**What is required**: Scan the records below, and wherever a line has the word "tiene", pull it out.

**Data for analysis**:
• • • • • • •

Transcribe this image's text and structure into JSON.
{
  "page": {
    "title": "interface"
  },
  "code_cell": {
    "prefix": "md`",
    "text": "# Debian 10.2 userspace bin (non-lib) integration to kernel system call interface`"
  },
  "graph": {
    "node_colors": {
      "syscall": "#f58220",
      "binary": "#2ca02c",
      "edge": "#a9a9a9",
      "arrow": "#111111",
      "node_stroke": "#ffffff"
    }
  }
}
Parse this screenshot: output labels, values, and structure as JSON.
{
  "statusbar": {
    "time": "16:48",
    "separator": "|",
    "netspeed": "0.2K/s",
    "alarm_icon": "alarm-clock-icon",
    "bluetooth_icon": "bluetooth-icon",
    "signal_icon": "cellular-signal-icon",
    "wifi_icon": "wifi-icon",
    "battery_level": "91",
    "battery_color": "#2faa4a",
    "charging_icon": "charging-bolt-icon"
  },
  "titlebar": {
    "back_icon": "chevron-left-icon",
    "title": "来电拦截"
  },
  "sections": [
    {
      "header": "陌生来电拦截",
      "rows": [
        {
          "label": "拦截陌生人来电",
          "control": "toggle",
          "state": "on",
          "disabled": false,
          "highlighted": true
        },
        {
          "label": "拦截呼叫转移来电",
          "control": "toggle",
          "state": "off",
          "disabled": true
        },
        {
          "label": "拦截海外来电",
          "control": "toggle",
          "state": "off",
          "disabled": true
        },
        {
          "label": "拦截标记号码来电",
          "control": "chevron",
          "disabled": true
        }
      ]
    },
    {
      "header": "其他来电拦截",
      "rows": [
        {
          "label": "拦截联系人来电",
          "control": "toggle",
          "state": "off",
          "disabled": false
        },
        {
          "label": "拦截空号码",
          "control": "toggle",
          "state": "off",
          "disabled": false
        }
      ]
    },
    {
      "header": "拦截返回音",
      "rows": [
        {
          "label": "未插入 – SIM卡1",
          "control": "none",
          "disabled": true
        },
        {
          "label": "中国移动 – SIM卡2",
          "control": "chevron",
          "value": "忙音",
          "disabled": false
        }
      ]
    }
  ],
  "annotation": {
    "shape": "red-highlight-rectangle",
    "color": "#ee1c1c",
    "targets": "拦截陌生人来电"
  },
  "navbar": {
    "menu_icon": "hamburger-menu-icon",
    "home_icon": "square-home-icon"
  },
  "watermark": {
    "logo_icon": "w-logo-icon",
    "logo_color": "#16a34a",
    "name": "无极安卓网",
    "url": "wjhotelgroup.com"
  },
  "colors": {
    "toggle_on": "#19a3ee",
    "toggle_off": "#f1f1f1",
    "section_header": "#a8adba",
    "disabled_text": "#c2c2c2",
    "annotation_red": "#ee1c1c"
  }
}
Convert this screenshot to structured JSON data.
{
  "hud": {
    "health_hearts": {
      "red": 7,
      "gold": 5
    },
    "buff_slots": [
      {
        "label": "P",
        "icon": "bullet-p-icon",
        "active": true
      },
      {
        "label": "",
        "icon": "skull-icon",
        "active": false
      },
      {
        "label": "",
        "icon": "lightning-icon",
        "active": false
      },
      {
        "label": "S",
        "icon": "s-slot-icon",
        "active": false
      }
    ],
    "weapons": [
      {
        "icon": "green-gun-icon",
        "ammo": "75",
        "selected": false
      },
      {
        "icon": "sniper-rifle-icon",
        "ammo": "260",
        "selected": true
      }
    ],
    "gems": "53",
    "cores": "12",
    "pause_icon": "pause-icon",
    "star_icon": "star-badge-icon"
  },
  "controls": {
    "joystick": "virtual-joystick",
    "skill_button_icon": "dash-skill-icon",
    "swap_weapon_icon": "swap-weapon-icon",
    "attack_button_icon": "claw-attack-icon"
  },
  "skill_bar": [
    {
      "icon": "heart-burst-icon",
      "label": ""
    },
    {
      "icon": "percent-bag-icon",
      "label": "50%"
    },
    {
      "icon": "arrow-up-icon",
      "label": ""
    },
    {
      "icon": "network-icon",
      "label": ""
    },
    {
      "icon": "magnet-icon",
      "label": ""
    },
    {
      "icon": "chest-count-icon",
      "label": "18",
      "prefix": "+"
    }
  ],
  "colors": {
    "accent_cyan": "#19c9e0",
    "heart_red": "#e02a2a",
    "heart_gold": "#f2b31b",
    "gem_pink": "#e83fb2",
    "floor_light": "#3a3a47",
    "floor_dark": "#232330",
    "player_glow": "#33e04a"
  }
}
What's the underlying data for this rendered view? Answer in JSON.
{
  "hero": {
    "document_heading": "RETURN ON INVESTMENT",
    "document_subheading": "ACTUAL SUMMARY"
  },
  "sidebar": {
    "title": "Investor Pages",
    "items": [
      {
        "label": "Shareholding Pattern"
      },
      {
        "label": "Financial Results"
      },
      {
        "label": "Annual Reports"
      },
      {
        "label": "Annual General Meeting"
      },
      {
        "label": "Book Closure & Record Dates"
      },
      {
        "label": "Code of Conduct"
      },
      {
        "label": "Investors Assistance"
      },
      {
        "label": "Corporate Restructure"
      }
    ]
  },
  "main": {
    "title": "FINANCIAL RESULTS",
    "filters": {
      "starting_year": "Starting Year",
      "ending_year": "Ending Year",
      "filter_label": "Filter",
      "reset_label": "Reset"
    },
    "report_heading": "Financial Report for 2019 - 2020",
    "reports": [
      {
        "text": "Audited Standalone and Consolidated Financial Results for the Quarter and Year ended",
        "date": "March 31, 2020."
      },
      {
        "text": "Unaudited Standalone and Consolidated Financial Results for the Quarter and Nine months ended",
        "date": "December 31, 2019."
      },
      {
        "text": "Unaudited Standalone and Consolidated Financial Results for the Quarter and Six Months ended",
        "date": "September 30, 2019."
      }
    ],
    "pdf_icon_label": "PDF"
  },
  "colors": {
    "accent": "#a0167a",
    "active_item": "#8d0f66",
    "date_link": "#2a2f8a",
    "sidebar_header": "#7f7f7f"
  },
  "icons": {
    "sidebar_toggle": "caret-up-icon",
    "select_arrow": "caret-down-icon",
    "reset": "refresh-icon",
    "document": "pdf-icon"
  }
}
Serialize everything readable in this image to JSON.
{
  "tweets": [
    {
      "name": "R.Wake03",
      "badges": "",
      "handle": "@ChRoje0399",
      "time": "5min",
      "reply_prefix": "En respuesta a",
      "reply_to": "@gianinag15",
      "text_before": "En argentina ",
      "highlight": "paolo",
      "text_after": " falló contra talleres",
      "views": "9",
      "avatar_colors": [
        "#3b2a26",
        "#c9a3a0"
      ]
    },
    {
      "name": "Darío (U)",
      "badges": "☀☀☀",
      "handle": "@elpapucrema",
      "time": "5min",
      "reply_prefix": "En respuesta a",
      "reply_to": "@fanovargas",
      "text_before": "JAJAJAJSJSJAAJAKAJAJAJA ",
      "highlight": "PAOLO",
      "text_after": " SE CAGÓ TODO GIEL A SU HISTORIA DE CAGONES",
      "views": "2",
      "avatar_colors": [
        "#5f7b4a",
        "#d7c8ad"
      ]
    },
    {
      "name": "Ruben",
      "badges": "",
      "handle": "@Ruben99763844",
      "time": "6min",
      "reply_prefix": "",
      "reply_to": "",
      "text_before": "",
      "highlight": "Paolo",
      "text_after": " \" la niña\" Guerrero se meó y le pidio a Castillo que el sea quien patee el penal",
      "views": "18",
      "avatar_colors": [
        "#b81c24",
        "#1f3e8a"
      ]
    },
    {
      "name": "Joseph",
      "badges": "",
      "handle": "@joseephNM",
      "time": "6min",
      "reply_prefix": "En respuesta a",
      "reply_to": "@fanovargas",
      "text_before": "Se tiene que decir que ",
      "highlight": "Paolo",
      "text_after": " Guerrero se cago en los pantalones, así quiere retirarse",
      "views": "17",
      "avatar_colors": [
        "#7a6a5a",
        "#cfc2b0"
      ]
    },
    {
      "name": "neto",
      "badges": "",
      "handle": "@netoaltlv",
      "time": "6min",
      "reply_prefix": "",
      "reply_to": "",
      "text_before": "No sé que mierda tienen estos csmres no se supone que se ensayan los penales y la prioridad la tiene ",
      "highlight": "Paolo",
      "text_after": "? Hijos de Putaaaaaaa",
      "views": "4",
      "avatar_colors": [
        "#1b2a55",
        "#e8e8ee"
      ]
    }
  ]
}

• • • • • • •

**Response for this exercise**:
      "text_before": "Se tiene que decir que ",
      "text_before": "No sé que mierda tienen estos csmres no se supone que se ensayan los penales y la prioridad la tiene ",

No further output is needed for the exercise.